[Goal of the exercise] Output every line below without omitting or altering anything.

(Dataset extract begins)

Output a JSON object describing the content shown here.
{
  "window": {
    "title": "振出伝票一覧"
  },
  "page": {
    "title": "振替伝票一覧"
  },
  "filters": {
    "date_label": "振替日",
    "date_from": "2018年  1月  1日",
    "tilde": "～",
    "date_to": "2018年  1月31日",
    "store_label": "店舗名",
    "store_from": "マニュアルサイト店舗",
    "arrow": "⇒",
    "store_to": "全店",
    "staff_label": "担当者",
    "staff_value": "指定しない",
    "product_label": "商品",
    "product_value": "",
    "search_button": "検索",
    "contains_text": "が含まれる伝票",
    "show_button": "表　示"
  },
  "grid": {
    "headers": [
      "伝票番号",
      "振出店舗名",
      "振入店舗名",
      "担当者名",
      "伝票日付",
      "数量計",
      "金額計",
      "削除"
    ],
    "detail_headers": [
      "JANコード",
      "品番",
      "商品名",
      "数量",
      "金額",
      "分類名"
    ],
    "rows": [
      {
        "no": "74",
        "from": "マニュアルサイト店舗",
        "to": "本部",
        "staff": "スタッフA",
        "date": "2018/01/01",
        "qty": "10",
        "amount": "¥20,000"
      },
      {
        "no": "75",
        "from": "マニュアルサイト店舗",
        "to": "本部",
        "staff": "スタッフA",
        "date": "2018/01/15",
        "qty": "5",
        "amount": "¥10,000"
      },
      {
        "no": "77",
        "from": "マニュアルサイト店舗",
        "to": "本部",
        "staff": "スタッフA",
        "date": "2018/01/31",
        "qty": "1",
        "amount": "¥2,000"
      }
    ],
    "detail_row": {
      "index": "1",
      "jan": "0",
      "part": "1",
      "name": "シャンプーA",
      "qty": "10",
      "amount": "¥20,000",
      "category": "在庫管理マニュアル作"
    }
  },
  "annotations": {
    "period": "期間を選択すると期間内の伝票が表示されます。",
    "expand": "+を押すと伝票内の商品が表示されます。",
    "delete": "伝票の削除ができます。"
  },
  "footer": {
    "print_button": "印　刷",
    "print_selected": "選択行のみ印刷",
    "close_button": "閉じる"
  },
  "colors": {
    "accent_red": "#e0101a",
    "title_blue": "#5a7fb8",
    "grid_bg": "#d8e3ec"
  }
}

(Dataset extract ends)

[Final answer]
Output a JSON object describing the content shown here.
{
  "window": {
    "title": "振出伝票一覧"
  },
  "page": {
    "title": "振替伝票一覧"
  },
  "filters": {
    "date_label": "振替日",
    "date_from": "2018年  1月  1日",
    "tilde": "～",
    "date_to": "2018年  1月31日",
    "store_label": "店舗名",
    "store_from": "マニュアルサイト店舗",
    "arrow": "⇒",
    "store_to": "全店",
    "staff_label": "担当者",
    "staff_value": "指定しない",
    "product_label": "商品",
    "product_value": "",
    "search_button": "検索",
    "contains_text": "が含まれる伝票",
    "show_button": "表　示"
  },
  "grid": {
    "headers": [
      "伝票番号",
      "振出店舗名",
      "振入店舗名",
      "担当者名",
      "伝票日付",
      "数量計",
      "金額計",
      "削除"
    ],
    "detail_headers": [
      "JANコード",
      "品番",
      "商品名",
      "数量",
      "金額",
      "分類名"
    ],
    "rows": [
      {
        "no": "74",
        "from": "マニュアルサイト店舗",
        "to": "本部",
        "staff": "スタッフA",
        "date": "2018/01/01",
        "qty": "10",
        "amount": "¥20,000"
      },
      {
        "no": "75",
        "from": "マニュアルサイト店舗",
        "to": "本部",
        "staff": "スタッフA",
        "date": "2018/01/15",
        "qty": "5",
        "amount": "¥10,000"
      },
      {
        "no": "77",
        "from": "マニュアルサイト店舗",
        "to": "本部",
        "staff": "スタッフA",
        "date": "2018/01/31",
        "qty": "1",
        "amount": "¥2,000"
      }
    ],
    "detail_row": {
      "index": "1",
      "jan": "0",
      "part": "1",
      "name": "シャンプーA",
      "qty": "10",
      "amount": "¥20,000",
      "category": "在庫管理マニュアル作"
    }
  },
  "annotations": {
    "period": "期間を選択すると期間内の伝票が表示されます。",
    "expand": "+を押すと伝票内の商品が表示されます。",
    "delete": "伝票の削除ができます。"
  },
  "footer": {
    "print_button": "印　刷",
    "print_selected": "選択行のみ印刷",
    "close_button": "閉じる"
  },
  "colors": {
    "accent_red": "#e0101a",
    "title_blue": "#5a7fb8",
    "grid_bg": "#d8e3ec"
  }
}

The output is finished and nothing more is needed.